The Tech - Online EditionMIT's oldest and largest
newspaper & the first
newspaper published
on the web
Boston Weather: 55.0°F | Fair

Alumnus recalls wartime Washington memories

David Hamilton's review of David Brinkley's Washington Goes to War ["From Southern backwater to free world's capital: DC grows up," Feb. 14] brings back memories of my own undergraduate years at MIT.

My family was living in Arlington, VA, when I entered MIT and I spent most of the summers and holiday breaks in Washington, then commuted from New York until the last of the years of which Brinkley writes. My memories of pre-war and wartime Washington are somewhat different from his. It was not really the chaos he describes; from Brinkley's account, one might almost think the United States lost World War II. In fact, compared with other countries so engaged, the American war effort was very well run indeed.
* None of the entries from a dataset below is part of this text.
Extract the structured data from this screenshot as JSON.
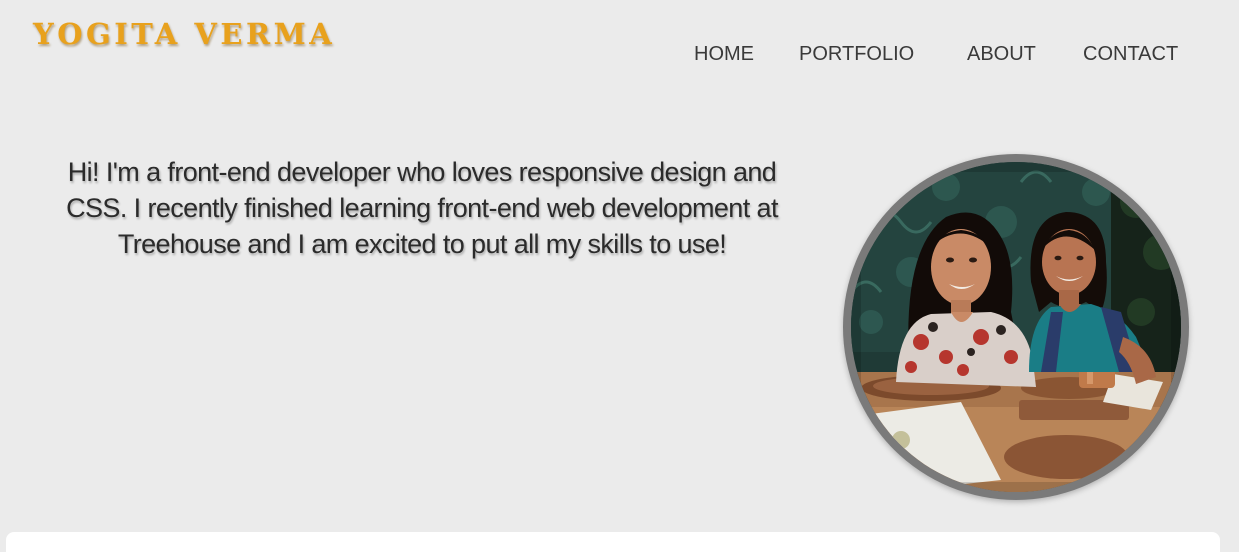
{
  "header": {
    "logo_text": "YOGITA VERMA",
    "logo_color": "#e8a11d"
  },
  "nav": {
    "items": [
      {
        "label": "HOME"
      },
      {
        "label": "PORTFOLIO"
      },
      {
        "label": "ABOUT"
      },
      {
        "label": "CONTACT"
      }
    ]
  },
  "main": {
    "intro_text": "Hi! I'm a front-end developer who loves responsive design and CSS. I recently finished learning front-end web development at Treehouse and I am excited to put all my skills to use!"
  },
  "profile": {
    "border_color": "#7a7a7a"
  }
}
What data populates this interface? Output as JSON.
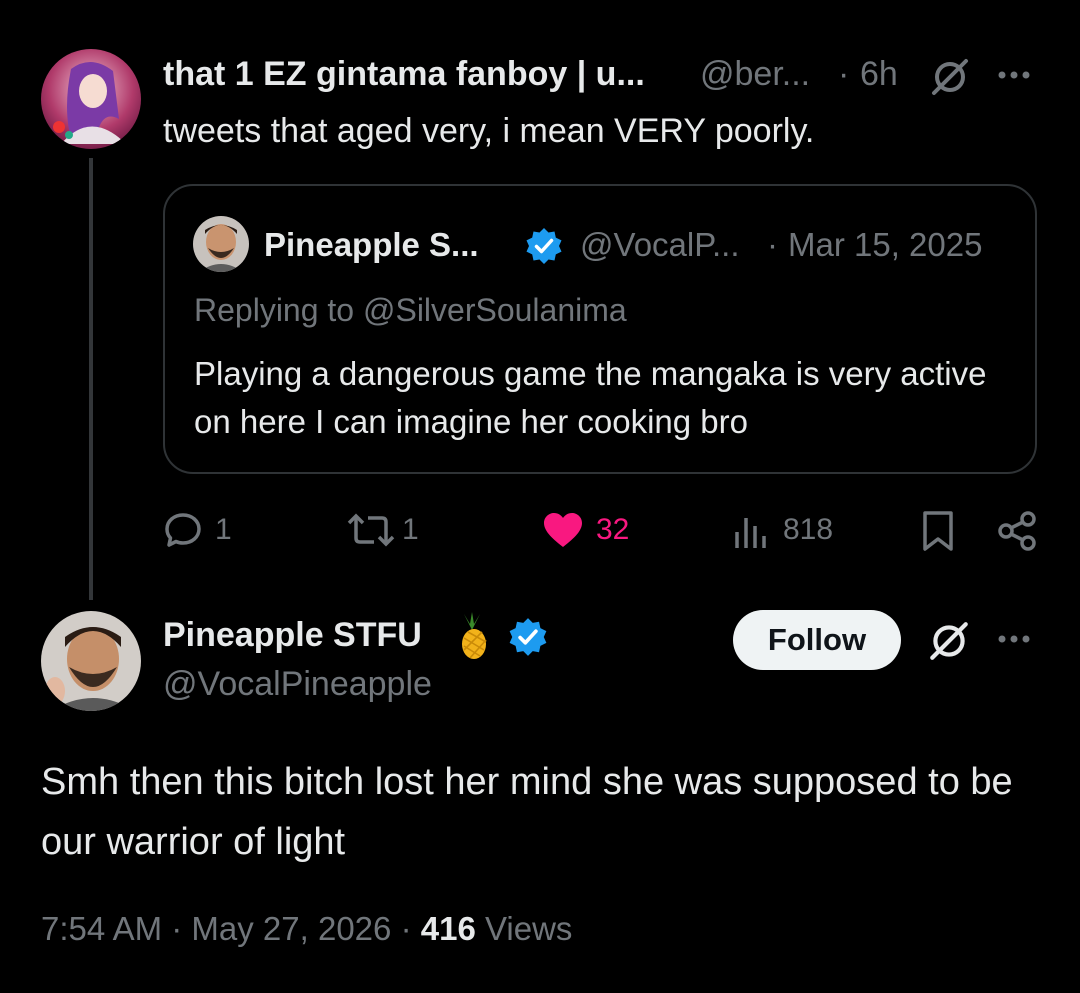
{
  "tweet1": {
    "display_name": "that 1 EZ gintama fanboy | u...",
    "handle": "@ber...",
    "separator": "·",
    "time": "6h",
    "text": "tweets that aged very, i mean VERY poorly.",
    "quote": {
      "display_name": "Pineapple S...",
      "handle": "@VocalP...",
      "separator": "·",
      "date": "Mar 15, 2025",
      "replying_to": "Replying to @SilverSoulanima",
      "text": "Playing a dangerous game the mangaka is very active on here I can imagine her cooking bro"
    },
    "actions": {
      "replies": "1",
      "reposts": "1",
      "likes": "32",
      "views": "818"
    }
  },
  "tweet2": {
    "display_name": "Pineapple STFU",
    "handle": "@VocalPineapple",
    "follow_label": "Follow",
    "text": "Smh then this bitch lost her mind she was supposed to be our warrior of light",
    "time": "7:54 AM",
    "sep1": "·",
    "date": "May 27, 2026",
    "sep2": "·",
    "views_count": "416",
    "views_label": "Views"
  },
  "icons": {
    "verified": "verified-badge-icon",
    "grok": "grok-icon",
    "more": "more-icon",
    "reply": "reply-icon",
    "repost": "repost-icon",
    "like": "heart-icon",
    "views": "views-icon",
    "bookmark": "bookmark-icon",
    "share": "share-icon",
    "pineapple": "pineapple-emoji-icon"
  },
  "colors": {
    "background": "#000000",
    "text": "#e7e9ea",
    "muted": "#71767b",
    "verified": "#1d9bf0",
    "like": "#f91880",
    "border": "#2f3336"
  }
}
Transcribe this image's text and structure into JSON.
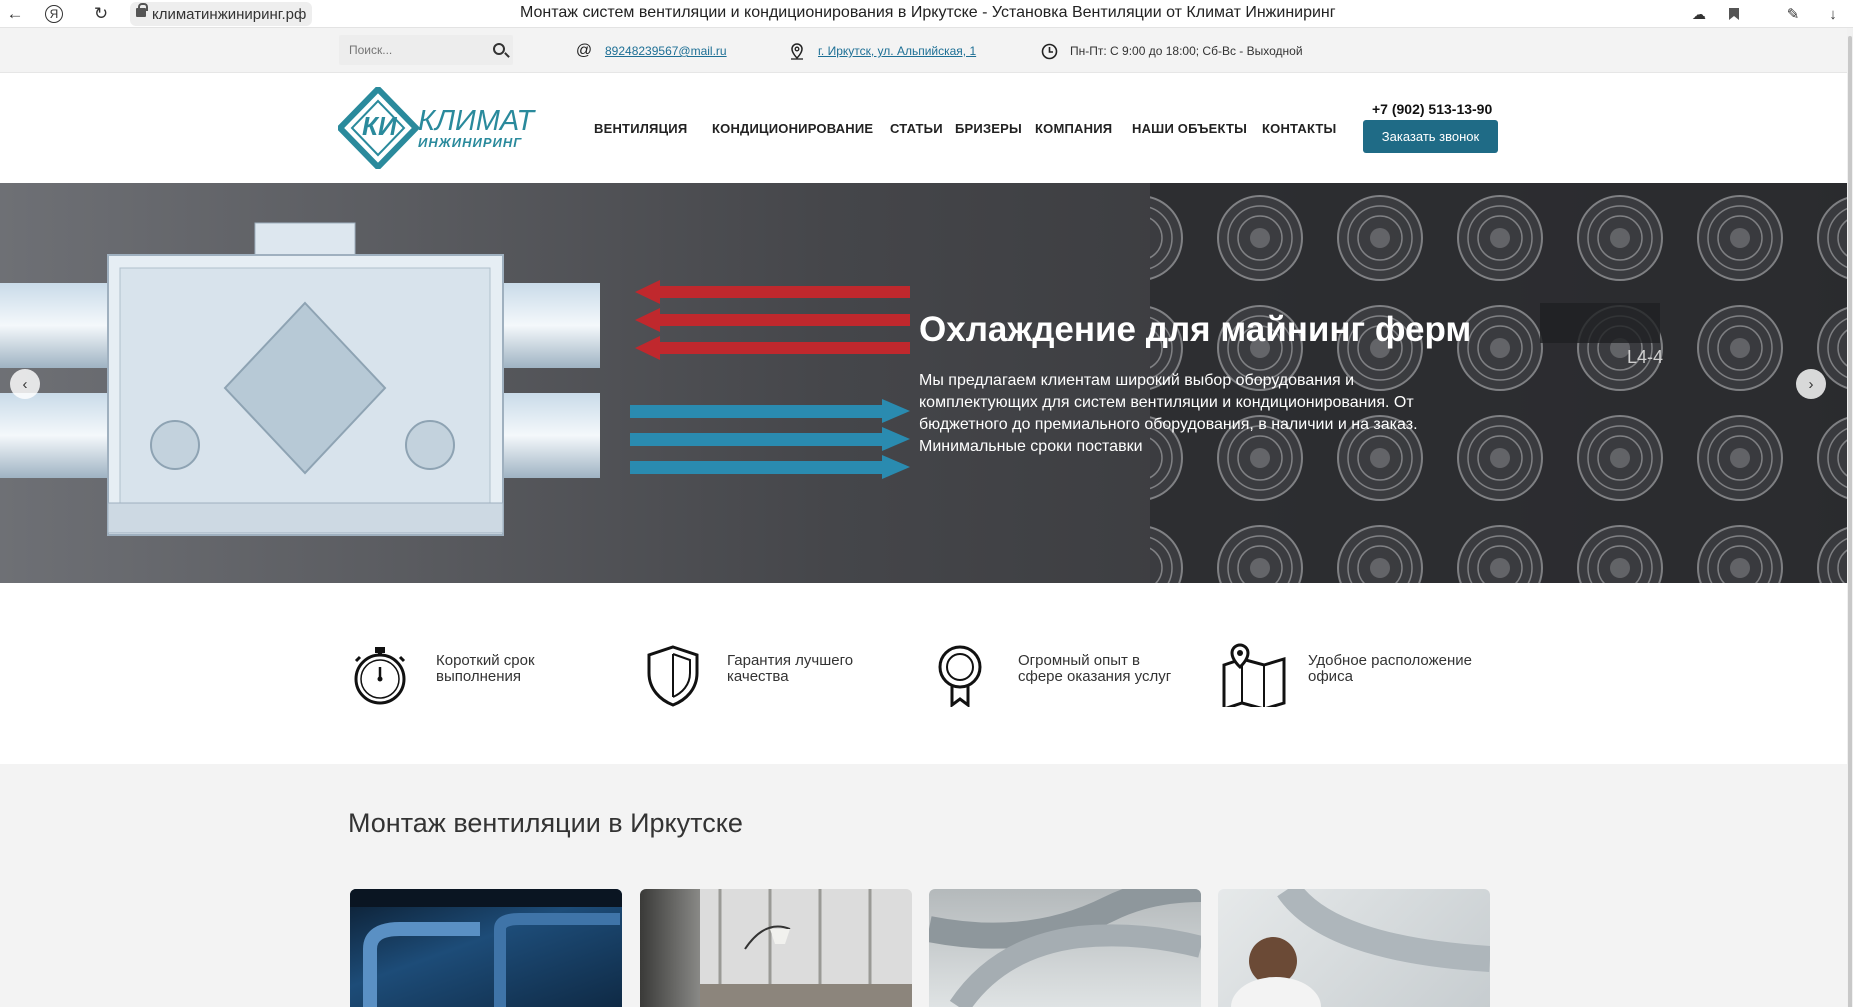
{
  "browser": {
    "url": "климатинжиниринг.рф",
    "title": "Монтаж систем вентиляции и кондиционирования в Иркутске - Установка Вентиляции от Климат Инжиниринг"
  },
  "topbar": {
    "search_placeholder": "Поиск...",
    "email": "89248239567@mail.ru",
    "address": "г. Иркутск, ул. Альпийская, 1",
    "hours": "Пн-Пт: С 9:00 до 18:00; Сб-Вс - Выходной"
  },
  "header": {
    "logo_word1": "КЛИМАТ",
    "logo_word2": "ИНЖИНИРИНГ",
    "logo_letters": "КИ",
    "nav": [
      "ВЕНТИЛЯЦИЯ",
      "КОНДИЦИОНИРОВАНИЕ",
      "СТАТЬИ",
      "БРИЗЕРЫ",
      "КОМПАНИЯ",
      "НАШИ ОБЪЕКТЫ",
      "КОНТАКТЫ"
    ],
    "phone": "+7 (902) 513-13-90",
    "call_button": "Заказать звонок"
  },
  "hero": {
    "title": "Охлаждение для майнинг ферм",
    "text": "Мы предлагаем клиентам широкий выбор оборудования и комплектующих для систем вентиляции и кондиционирования. От бюджетного до премиального оборудования, в наличии и на заказ. Минимальные сроки поставки",
    "panel_label": "L4-4",
    "prev_icon": "chevron-left-icon",
    "next_icon": "chevron-right-icon"
  },
  "features": [
    {
      "icon": "stopwatch-icon",
      "line1": "Короткий срок",
      "line2": "выполнения"
    },
    {
      "icon": "shield-icon",
      "line1": "Гарантия лучшего",
      "line2": "качества"
    },
    {
      "icon": "award-icon",
      "line1": "Огромный опыт в",
      "line2": "сфере оказания услуг"
    },
    {
      "icon": "map-icon",
      "line1": "Удобное расположение",
      "line2": "офиса"
    }
  ],
  "section": {
    "title": "Монтаж вентиляции в Иркутске"
  },
  "colors": {
    "accent": "#1f6b86",
    "link": "#1d6f95",
    "logo": "#2a8a9c",
    "arrow_red": "#c0282d",
    "arrow_blue": "#2a8bb0"
  }
}
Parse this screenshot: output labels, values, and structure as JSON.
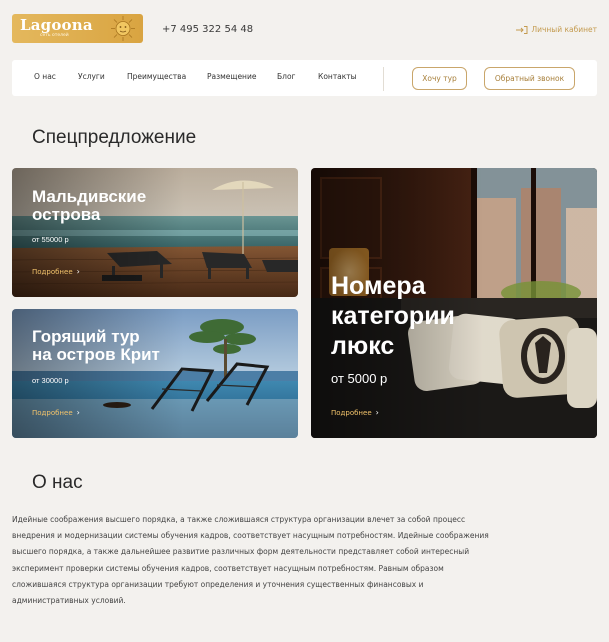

In fairness to Brinkley, he was not actually in Washington himself until somewhat late in the war after he got out of the Army.

MIT students were a conservative lot in those days. One survey showed also that seniors were more conservative than freshmen, a trend contrary to that of every other educational institution in the survey. Unlike Harvard, MIT was strongly Republican. During the 1940 election campaign Franklin Delano Roosevelt came to spend an evening with his son John and his bride, then living at 520 Beacon Street. To permit easy presidential access, the city of Boston paved the back alley between Massachusetts Avenue and the Fensgate. For the President's benefit the four fraternities on Beacon Street all put up "Win With Willkie" signs in their back windows.

One last item: Hamilton's review implies there was no absentee voting for the armed services in World War II. Not so. Special federal ballots were made up for all servicemen unable to obtain absentee ballots from their home states. I voted in my first presidential election using one of those ballots in 1944.

Robert W. Blake '41->